From root to leaf, this Western North Carolina root crop has culinary uses far beyond the traditional brown sugar and marshmallow holiday treatment.
Members of the Eastern Band of Cherokee Indians talk about Thanksgiving and indigenous food culture.
From cultivating fungus to manipulating gluten, local entrepreneurs take a scientific approach to crafting savory and satisfying vegan proteins.
The Asheville Outlets hosts its inaugural Asheville Food Truck & Craft Beer Festival. Also: Postero hosts Hendersonville Rescue Mission fundraiser dinner; Art & Pie II returns to Buxton Hall Barbecue; Taste of Asheville comes back for more and Taste Carolina Gourmet Food Tours arrives to Asheville
WNC cideries prefer to source their ingredients locally whenever possible. Yet April through August, it can be especially difficult to secure enough local apples to meet production demands.
Brettanomyces, commonly known as “brett” in the brewing community, was traditionally regarded as a wild beer contaminant. But this wild card is beloved by Asheville-area brewers looking to spice up their offerings with unique flavors.
Asheville has bacon to please every palate — even vegetarians
The two new programs offer in-depth training for home gardeners seeking to sustainably produce their own food and established growers looking to branch out.
Community and business representatives from across the rail industry gathered in Asheville on Sept. 22 for the Railroads & Regional Economic Development Conference.

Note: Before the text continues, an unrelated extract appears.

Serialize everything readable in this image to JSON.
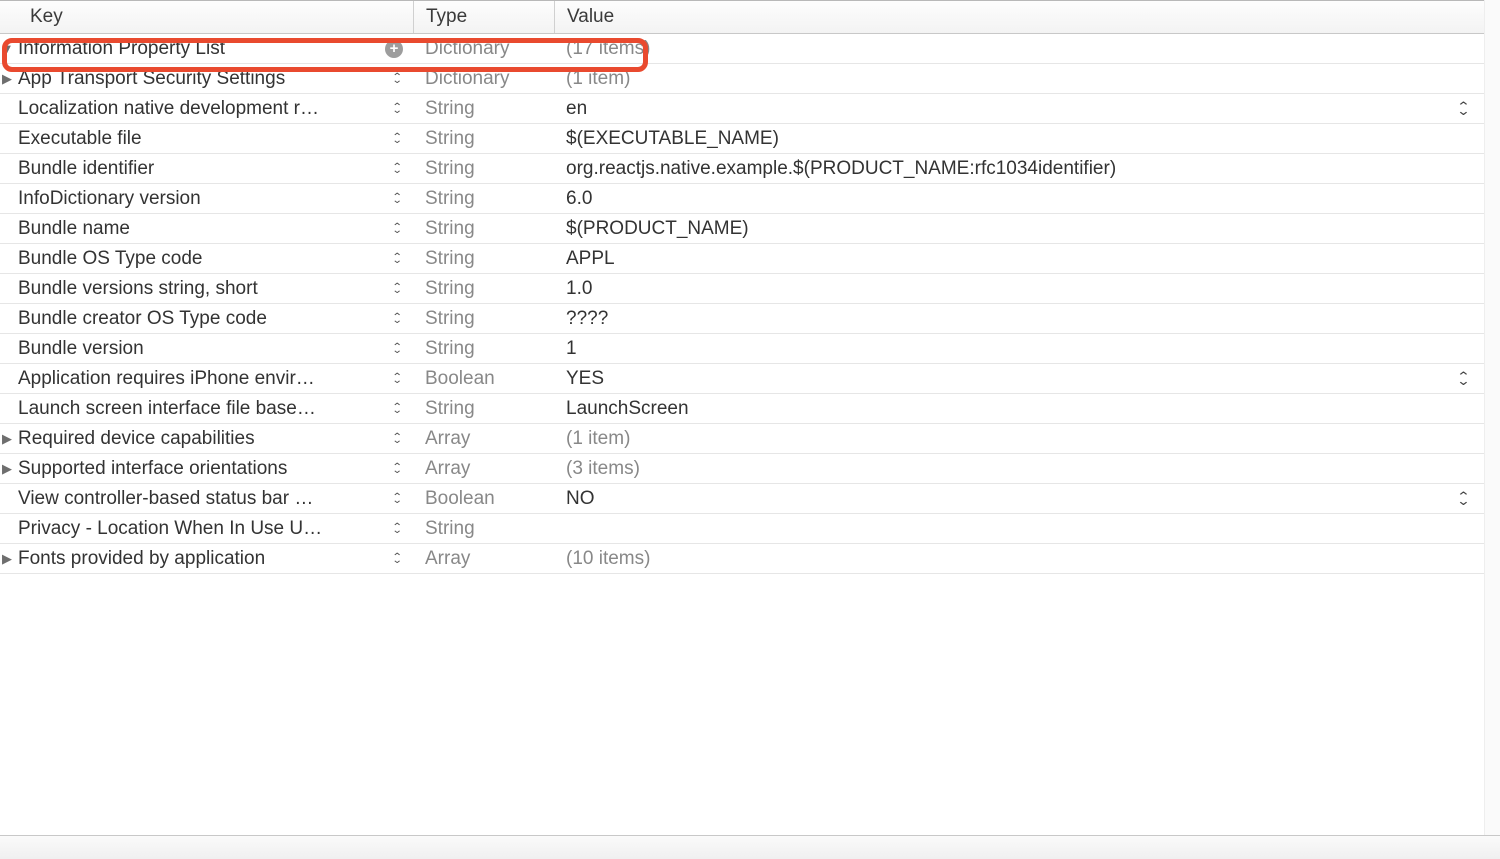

Organized by the WNC Rail Committee, the conference revealed some hints of how railroads may adapt to changing times.
Many cultures around the world cultivate native, shade-loving plants beneath the forest canopy. Recently, more farmers in the United States have been getting excited about the potential of forest farming to diversify their crops while preserving natural environments. A forest farming workshop on Saturday, Sept. 30 and Sunday, Oct. 1, is geared to farmers of all levels who are interested in growing in the shade.
This year’s festival expands onto Depot Street, adding tea vendors, yoga, cupping sessions and more.
The Church of the Advocate celebrates 20 years of service in Asheville. Also in this week’s food news: a beer and pie pairing with Twin Leaf Brewery and Whisk AVL, Real Food Revolution Dinner 2, wine dinner at Chestnut with Mountain Brook Vineyards and PRIDE Family Picnic.
The streets of downtown Asheville were free of cars on Sept. 17 — but that doesn’t mean they were quiet. Open Streets Asheville returned for its second year, filling the roadways with people and activities, including art, dance, sports and music.
Root Bottom Farm will host its second Pedal to Plate event on Sunday, Sept. 17. Also this week: Coffee for Champions campaign returns, North Asheville Food Truck Festival comes to town, Ole Shakey’s Getaway hosts Pig Out Luau and more.
The dreary Wednesday morning weather couldn’t put a damper on a 1 p.m. reception celebrating the new office location of the recently-rebranded Explore Asheville Convention & Visitors Bureau.
A new crop of eateries and drinking spots is changing the face of the West Asheville business corridor.